If it is true that creative endeavors are the offspring of experience, as well as of the mind and spirit, then the conception of the Bolier & Co. showroom, which opened earlier this year in High Point, N.C., occurred some time ago—in fact, long before Christian Plasman founded the furniture brand in 2003. Plasman, who serves as Bolier & Co.’s president, has held executive-level positions at Herman Miller, Baker Furniture, and other furnishings companies over the past several decades, and before entering that phase of his career he had cultivated his interest in design during his postcollegiate years in Vietnam-era Germany, where he served in the U.S. Army. Plasman, now 60, was stationed at a base near the town of Rosenau and the Schloss Rosenau Museum, which held a collection of Biedermeier furniture, a French-influenced style developed in early-19th-century Germany. “We had always loved furniture,” says Plasman, recalling the fondness for home accoutrements that he shared then, and still shares today, with his wife, Deborah. “But to see the Biedermeier chairs, desks, and side tables—all inspired by Louis XIV design but cleaner and simpler in line and form, without excessive layers of ornamentation—was a revelation.”
Today, that epiphany informs the style of Bolier & Co. pieces, which Plasman commissions from designers and architects, and the appearance of the new showroom. “The clean white space celebrates our designs elegantly,” Plasman says of the 10,000-square-foot gallery-style space located in High Point’s Hamilton Wrenn design district. Designed by Michael Vanderbyl, creator of the company’s Domicile furniture collection, the exhibition room features ceilings as high as 22 feet and neutral draperies that accentuate the space’s loftiness. “The furniture is so beautiful, its quality so high,” Vanderbyl says, “I knew it should stand on its own, with no competing carpets or colors.”
The showroom floor displays spare yet substantial pieces from all seven of Bolier & Co.’s collections, each of which has been influenced by the designs of a particular period and place. Rosenau, the line with which the company debuted in 2003, is an updated version of the classic Biedermeier designs; polished nickel hardware and sleek modern touches have replaced the gold leaf, contrasting veneers, and other ornate details that characterize the Biedermeier pieces. The new venue also showcases the Bolier Classics collection (influenced by 18th-century English designs), Arlanda (19th-century Swedish), Atelier (20th-century French Moderne), Kata (Japanese antiques), Domicile (contemporary European), and Bolier Occasionals, a mishmash of distinctive contemporary pieces that do not fit neatly into any of the other categories.
The Occasionals group first appeared nearly two years ago, but designers John Black and Cecilia Shi Kirkpatrick recently added campaign chests and occasional tables, among other items, to the line.

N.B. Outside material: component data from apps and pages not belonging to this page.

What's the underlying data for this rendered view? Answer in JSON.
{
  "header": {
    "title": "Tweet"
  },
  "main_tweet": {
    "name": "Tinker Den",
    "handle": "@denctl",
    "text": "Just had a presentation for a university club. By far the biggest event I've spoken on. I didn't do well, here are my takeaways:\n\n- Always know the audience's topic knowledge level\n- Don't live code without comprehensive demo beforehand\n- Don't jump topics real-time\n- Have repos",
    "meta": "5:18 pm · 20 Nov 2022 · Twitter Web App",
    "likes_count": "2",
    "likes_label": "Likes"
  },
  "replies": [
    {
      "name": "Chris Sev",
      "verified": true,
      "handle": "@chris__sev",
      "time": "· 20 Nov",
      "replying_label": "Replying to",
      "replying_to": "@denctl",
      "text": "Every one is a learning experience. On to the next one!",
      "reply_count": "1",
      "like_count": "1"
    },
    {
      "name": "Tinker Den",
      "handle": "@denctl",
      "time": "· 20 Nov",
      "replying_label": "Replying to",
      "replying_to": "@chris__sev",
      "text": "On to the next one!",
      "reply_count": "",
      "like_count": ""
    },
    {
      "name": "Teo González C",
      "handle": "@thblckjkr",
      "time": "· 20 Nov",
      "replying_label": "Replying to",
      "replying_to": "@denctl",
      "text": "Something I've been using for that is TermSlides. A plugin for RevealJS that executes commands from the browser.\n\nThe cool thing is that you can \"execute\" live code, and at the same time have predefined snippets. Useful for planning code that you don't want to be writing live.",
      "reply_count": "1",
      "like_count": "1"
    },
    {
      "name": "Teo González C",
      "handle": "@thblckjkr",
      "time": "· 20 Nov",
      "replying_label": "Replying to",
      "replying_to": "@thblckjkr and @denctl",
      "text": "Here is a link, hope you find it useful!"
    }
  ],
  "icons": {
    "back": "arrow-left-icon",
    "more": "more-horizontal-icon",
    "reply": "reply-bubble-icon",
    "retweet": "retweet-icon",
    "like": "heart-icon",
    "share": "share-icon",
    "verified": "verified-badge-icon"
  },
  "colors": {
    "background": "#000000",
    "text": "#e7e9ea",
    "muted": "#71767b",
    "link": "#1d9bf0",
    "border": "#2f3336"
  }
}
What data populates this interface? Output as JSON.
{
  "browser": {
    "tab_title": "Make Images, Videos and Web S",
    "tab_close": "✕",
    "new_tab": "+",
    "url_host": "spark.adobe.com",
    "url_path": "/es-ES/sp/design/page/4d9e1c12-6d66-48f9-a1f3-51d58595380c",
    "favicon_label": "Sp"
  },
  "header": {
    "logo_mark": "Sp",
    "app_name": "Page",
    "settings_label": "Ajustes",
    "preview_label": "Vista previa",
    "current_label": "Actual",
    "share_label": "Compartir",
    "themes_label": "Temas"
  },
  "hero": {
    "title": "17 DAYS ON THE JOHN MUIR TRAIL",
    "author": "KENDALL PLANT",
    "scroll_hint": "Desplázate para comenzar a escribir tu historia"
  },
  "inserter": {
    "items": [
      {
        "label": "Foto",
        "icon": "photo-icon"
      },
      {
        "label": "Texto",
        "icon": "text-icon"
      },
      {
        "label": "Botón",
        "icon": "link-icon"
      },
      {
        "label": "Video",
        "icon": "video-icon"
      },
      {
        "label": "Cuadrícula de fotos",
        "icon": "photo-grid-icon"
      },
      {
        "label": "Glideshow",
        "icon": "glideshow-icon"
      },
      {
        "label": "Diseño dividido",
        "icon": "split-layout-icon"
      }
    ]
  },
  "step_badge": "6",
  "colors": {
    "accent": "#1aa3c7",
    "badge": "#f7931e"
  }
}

Plasman sees the works, which range in price from about $3,000 to $5,000, as “a real opportunity to make unique statements in form and design and to address new materials such as plastic, even carpet fiber.” That the disparate pieces do not compose an en suite collection need not hinder cohesive room design, Plasman notes, for they share the company’s simple yet elegant aesthetic. “All of the pieces work with other Bolier collections, with antiques, and in modern and contemporary interiors as well.”
Bolier & Co.